The United States and the United Kingdom have began official discussions over Trump-era tariffs on steel and aluminum exports from the United Kingdom.
Both nations’ trade authorities stated that they were dedicated to a “expedited conclusion” that would assist metals firms in both markets survive.
The trade war has been a thorn in the side of the two partners for a long time.
Last year, the US and Europe secured an agreement to eliminate border fees on metal imports from Europe.
The United States slapped a 25% tariff on international steel and a 15% tax on foreign aluminum during the Trump administration, causing outrage among allies, particularly the United Kingdom, who retaliated by imposing tariffs on select US imports, such as whiskey.
Some of the regulations, which were backed by major steel producers in the US, have now been rescinded.
It has struck an agreement with Europe and has begun talks with Japan under President Joe Biden.
However, border tariffs continue to be a problem for British exporters.
As a result, one UK steel exporter has already announced that it will relocate operations to Spain. United Cast Bar Limited told reporters that it was unlikely to return manufacturing to the UK once it had been relocated unless a rapid arrangement with the US could be struck.

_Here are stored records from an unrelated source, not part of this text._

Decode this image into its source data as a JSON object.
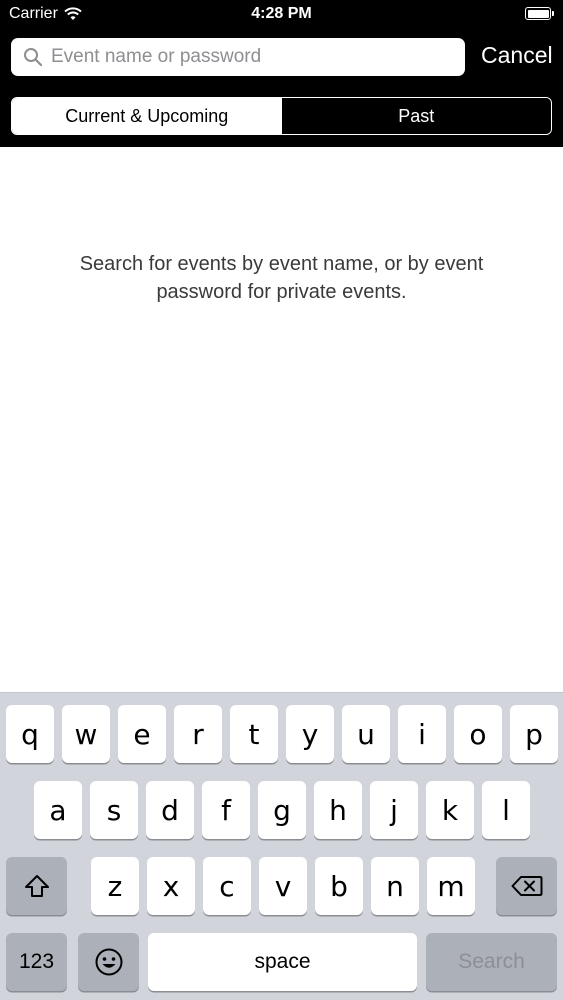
{
  "status_bar": {
    "carrier": "Carrier",
    "time": "4:28 PM",
    "wifi_icon": "wifi-icon",
    "battery_icon": "battery-full-icon"
  },
  "search": {
    "placeholder": "Event name or password",
    "value": "",
    "icon": "magnifier-icon",
    "cancel_label": "Cancel"
  },
  "segments": {
    "items": [
      {
        "label": "Current & Upcoming",
        "selected": true
      },
      {
        "label": "Past",
        "selected": false
      }
    ]
  },
  "main": {
    "hint": "Search for events by event name, or by event password for private events."
  },
  "keyboard": {
    "row1": [
      "q",
      "w",
      "e",
      "r",
      "t",
      "y",
      "u",
      "i",
      "o",
      "p"
    ],
    "row2": [
      "a",
      "s",
      "d",
      "f",
      "g",
      "h",
      "j",
      "k",
      "l"
    ],
    "row3": [
      "z",
      "x",
      "c",
      "v",
      "b",
      "n",
      "m"
    ],
    "shift_icon": "shift-arrow-icon",
    "delete_icon": "delete-backspace-icon",
    "numbers_label": "123",
    "emoji_icon": "emoji-smiley-icon",
    "space_label": "space",
    "search_label": "Search"
  },
  "colors": {
    "header_bg": "#000000",
    "keyboard_bg": "#d1d5db",
    "key_bg": "#ffffff",
    "key_dark_bg": "#abb0b9"
  }
}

“Both parties are committed to working towards an expedient outcome that ensures the viability of steel and aluminum industries in both markets against the continuing shared challenge of global excess capacity and strengthens their democratic alliance,” UK and US trade officials said in a statement announcing the start of talks.

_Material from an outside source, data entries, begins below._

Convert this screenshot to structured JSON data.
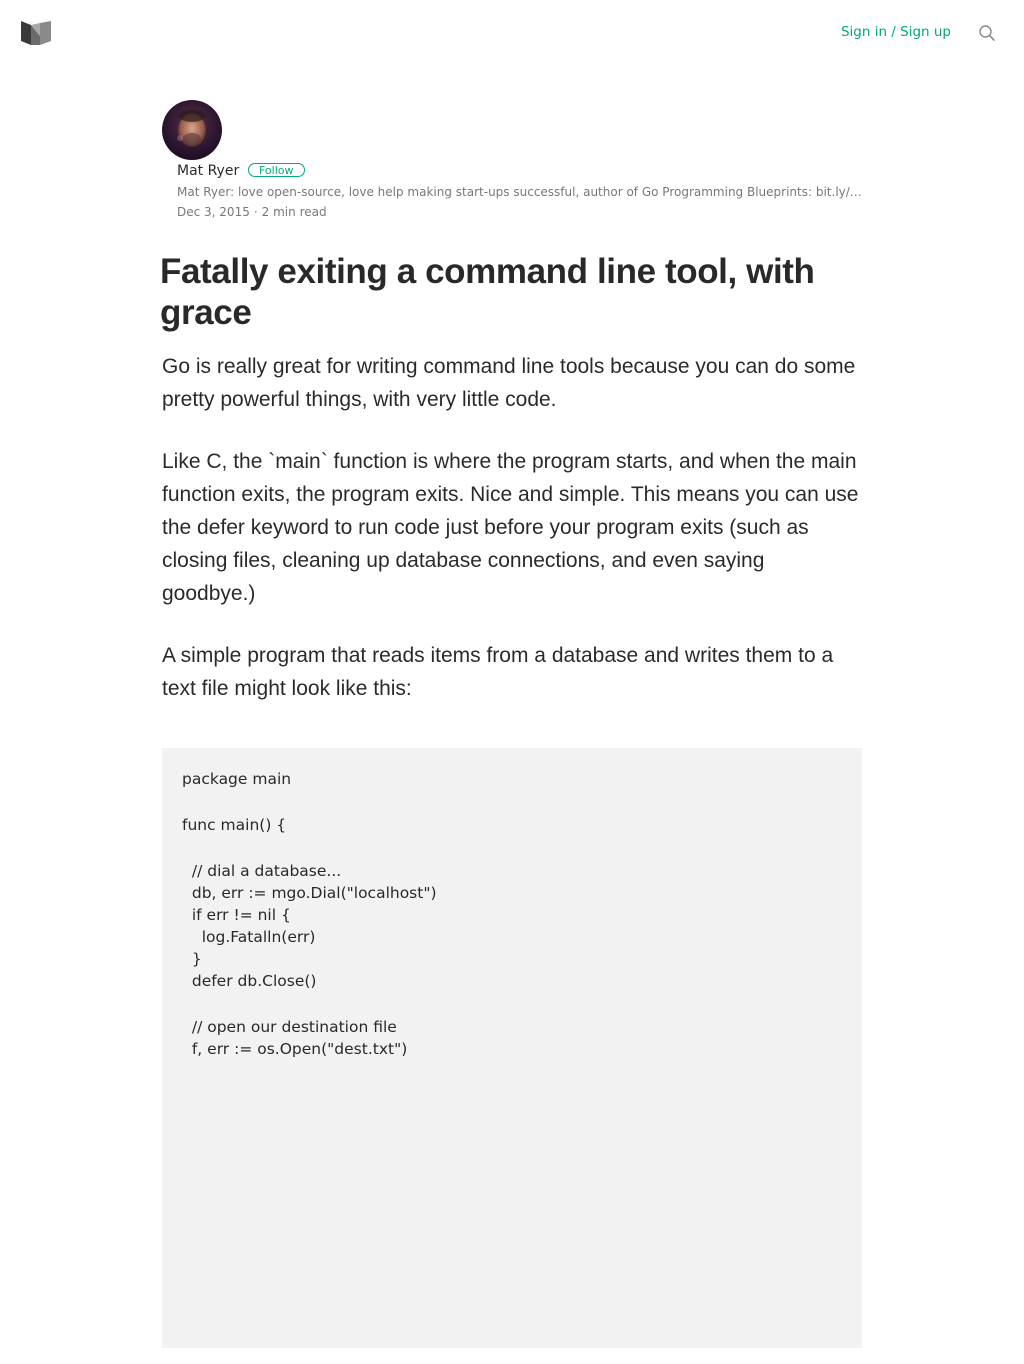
{
  "header": {
    "logo_icon": "medium-logo-icon",
    "signin_label": "Sign in / Sign up",
    "search_icon": "search-icon",
    "accent_color": "#03a87c"
  },
  "author": {
    "name": "Mat Ryer",
    "follow_label": "Follow",
    "bio": "Mat Ryer: love open-source, love help making start-ups successful, author of Go Programming Blueprints: bit.ly/goblueprints",
    "date": "Dec 3, 2015",
    "separator": "·",
    "read_time": "2 min read"
  },
  "article": {
    "title": "Fatally exiting a command line tool, with grace",
    "paragraphs": [
      "Go is really great for writing command line tools because you can do some pretty powerful things, with very little code.",
      "Like C, the `main` function is where the program starts, and when the main function exits, the program exits. Nice and simple. This means you can use the defer keyword to run code just before your program exits (such as closing files, cleaning up database connections, and even saying goodbye.)",
      "A simple program that reads items from a database and writes them to a text file might look like this:"
    ],
    "code_lines": [
      "package main",
      "",
      "func main() {",
      "",
      "  // dial a database...",
      "  db, err := mgo.Dial(\"localhost\")",
      "  if err != nil {",
      "    log.Fatalln(err)",
      "  }",
      "  defer db.Close()",
      "",
      "  // open our destination file",
      "  f, err := os.Open(\"dest.txt\")"
    ]
  }
}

Following a virtual meeting between UK Secretary of State for International Trade Anne-Marie Trevelyan and US Secretary of Commerce Gina Raimondo, the statement was released. Katherine Tai, the United States Trade Representative, also signed the statement.
“We want a settlement as quickly as possible that promotes UK firms and further enhances our economic relationship,” Ms Trevelyan said after the meeting on Wednesday.

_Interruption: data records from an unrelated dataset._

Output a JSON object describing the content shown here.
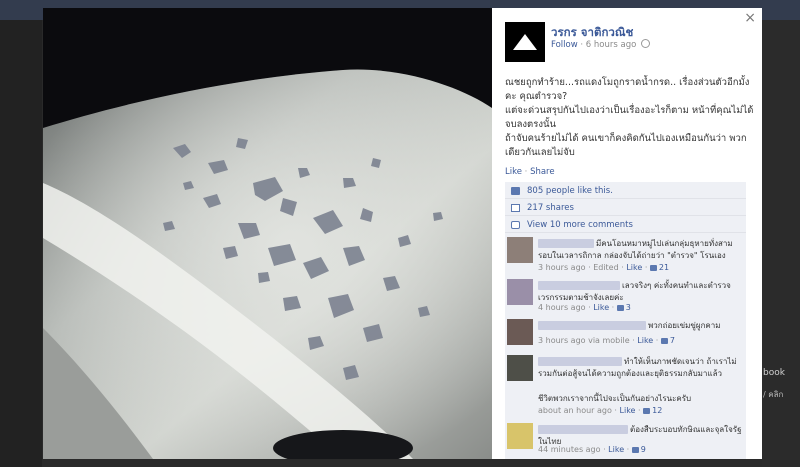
{
  "background": {
    "side_text": "book",
    "side_text2": "/ คลิก"
  },
  "post": {
    "page_name": "วรกร จาติกวณิช",
    "follow": "Follow",
    "time": "6 hours ago",
    "lines": [
      "ณชยถูกทำร้าย...รถแดงโมถูกราดน้ำกรด.. เรื่องส่วนตัวอีกมั้งคะ คุณตำรวจ?",
      "แต่จะด่วนสรุปกันไปเองว่าเป็นเรื่องอะไรก็ตาม หน้าที่คุณไม่ได้จบลงตรงนั้น",
      "ถ้าจับคนร้ายไม่ได้ คนเขาก็คงคิดกันไปเองเหมือนกันว่า พวกเดียวกันเลยไม่จับ"
    ],
    "like": "Like",
    "share": "Share",
    "dot": "·",
    "likes_text": "805 people like this.",
    "shares_text": "217 shares",
    "more_comments": "View 10 more comments",
    "close": "×"
  },
  "comments": [
    {
      "text": "มีคนโอนหมาหมู่ไปเล่นกลุ่มธุหายทั่งสามรอบในเวลารถิกาล กล่องจับได้ถ่ายว่า \"ตำรวจ\" โรนเอง",
      "time": "3 hours ago",
      "edited": "Edited",
      "like": "Like",
      "count": "21"
    },
    {
      "text": "เลวจริงๆ ค่ะทั้งคนทำและตำรวจ เวรกรรมตามช้าจังเลยค่ะ",
      "time": "4 hours ago",
      "like": "Like",
      "count": "3"
    },
    {
      "text": "พวกถ่อยเข่มขู่ผูกคาม",
      "time": "3 hours ago via mobile",
      "like": "Like",
      "count": "7"
    },
    {
      "text": "ทำให้เห็นภาพชัดเจนว่า ถ้าเราไม่รวมกันต่อสู้จนได้ความถูกต้องและยุติธรรมกลับมาแล้ว",
      "text2": "ชีวิตพวกเราจากนี้ไปจะเป็นกันอย่างไรนะครับ",
      "time": "about an hour ago",
      "like": "Like",
      "count": "12"
    },
    {
      "text": "ต้องสืบระบอบทักษิณและจุลใจรัฐในไทย",
      "time": "44 minutes ago",
      "like": "Like",
      "count": "9"
    }
  ]
}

The news was welcomed by the steel lobby in the United Kingdom. It claimed that current tariffs had cut UK exports by nearly half.
“That a resolution looks to be in sight just a few weeks into 2022 is enormously positive news for the steel business and steelworkers throughout the UK,” UK Steel stated.
“Given the EU deal’s competitive disadvantage, it’s critical that these discussions complete quickly to avoid further damage to UK producers.”
The business group went on to say that it thought the UK will be able to achieve a better deal with the US than the European Union if it “used its new autonomous trade authorities to their full potential.”
American whiskey producers, whose shipments to the UK have decreased by more than half since the UK imposed retaliatory duties in 2018, expressed optimism that a settlement would be reached shortly.
“Securing the immediate elimination of the UK’s 25% duty on American whiskeys helps protect U.S. employment while the economy recovers from the harsh economic repercussions and major supply chain disruptions caused by the COVID-19 outbreak,” stated Rob Maron of the United States Distilled Spirits Council.
The United States and the United Kingdom indicated in a joint statement that collaborative steps to reduce China’s overproduction will be a focus of future negotiations. They criticized the country for developing “excess capacity,” which they claimed had resulted in “distortions that…pose a major danger to market-oriented steel and aluminum businesses in the United Kingdom and the United States, as well as their employees.”
The meetings were aimed at finding a means to work together “to promote high standards, solve common concerns, and hold nations that practice detrimental market-distorting practices accountable,” they added.